[Opening Task data section]

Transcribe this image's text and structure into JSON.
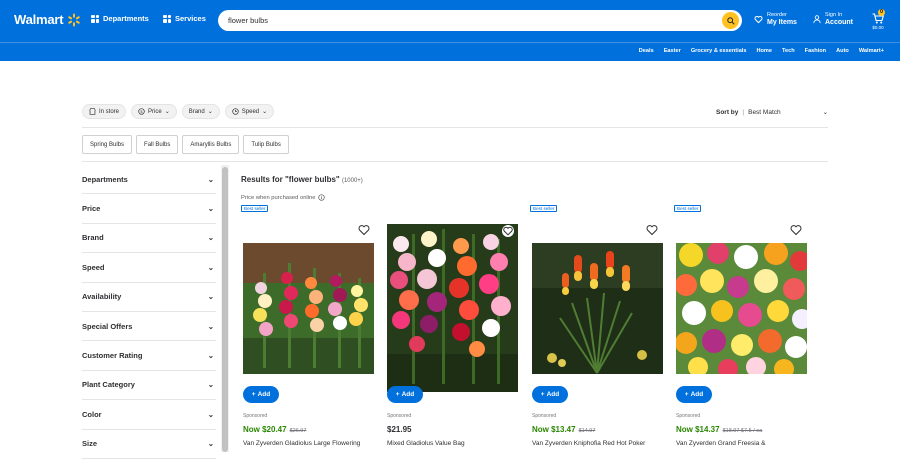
{
  "header": {
    "logo_text": "Walmart",
    "departments_label": "Departments",
    "services_label": "Services",
    "search_value": "flower bulbs",
    "reorder_top": "Reorder",
    "reorder_bottom": "My Items",
    "signin_top": "Sign In",
    "signin_bottom": "Account",
    "cart_count": "0",
    "cart_total": "$0.00",
    "brand_blue": "#0071dc",
    "accent_yellow": "#ffc220"
  },
  "subnav": {
    "items": [
      "Deals",
      "Easter",
      "Grocery & essentials",
      "Home",
      "Tech",
      "Fashion",
      "Auto",
      "Walmart+"
    ]
  },
  "filters": {
    "chips": [
      "In store",
      "Price",
      "Brand",
      "Speed"
    ],
    "sort_label": "Sort by",
    "sort_value": "Best Match"
  },
  "categories": [
    "Spring Bulbs",
    "Fall Bulbs",
    "Amaryllis Bulbs",
    "Tulip Bulbs"
  ],
  "sidebar": {
    "items": [
      "Departments",
      "Price",
      "Brand",
      "Speed",
      "Availability",
      "Special Offers",
      "Customer Rating",
      "Plant Category",
      "Color",
      "Size"
    ]
  },
  "results": {
    "title": "Results for \"flower bulbs\"",
    "count": "(1000+)",
    "price_note": "Price when purchased online",
    "add_label": "Add",
    "products": [
      {
        "badge": "Best seller",
        "sponsored": "Sponsored",
        "price": "Now $20.47",
        "was": "$26.97",
        "title": "Van Zyverden Gladiolus Large Flowering"
      },
      {
        "badge": "",
        "sponsored": "Sponsored",
        "price": "$21.95",
        "was": "",
        "title": "Mixed Gladiolus Value Bag"
      },
      {
        "badge": "Best seller",
        "sponsored": "Sponsored",
        "price": "Now $13.47",
        "was": "$14.97",
        "title": "Van Zyverden Kniphofia Red Hot Poker"
      },
      {
        "badge": "Best seller",
        "sponsored": "Sponsored",
        "price": "Now $14.37",
        "was": "$18.97 $7.5 / ea",
        "title": "Van Zyverden Grand Freesia &"
      }
    ]
  }
}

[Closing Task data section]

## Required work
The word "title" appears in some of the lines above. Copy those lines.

## Task solution
    "title": "Results for \"flower bulbs\"",
        "title": "Van Zyverden Gladiolus Large Flowering"
        "title": "Mixed Gladiolus Value Bag"
        "title": "Van Zyverden Kniphofia Red Hot Poker"
        "title": "Van Zyverden Grand Freesia &"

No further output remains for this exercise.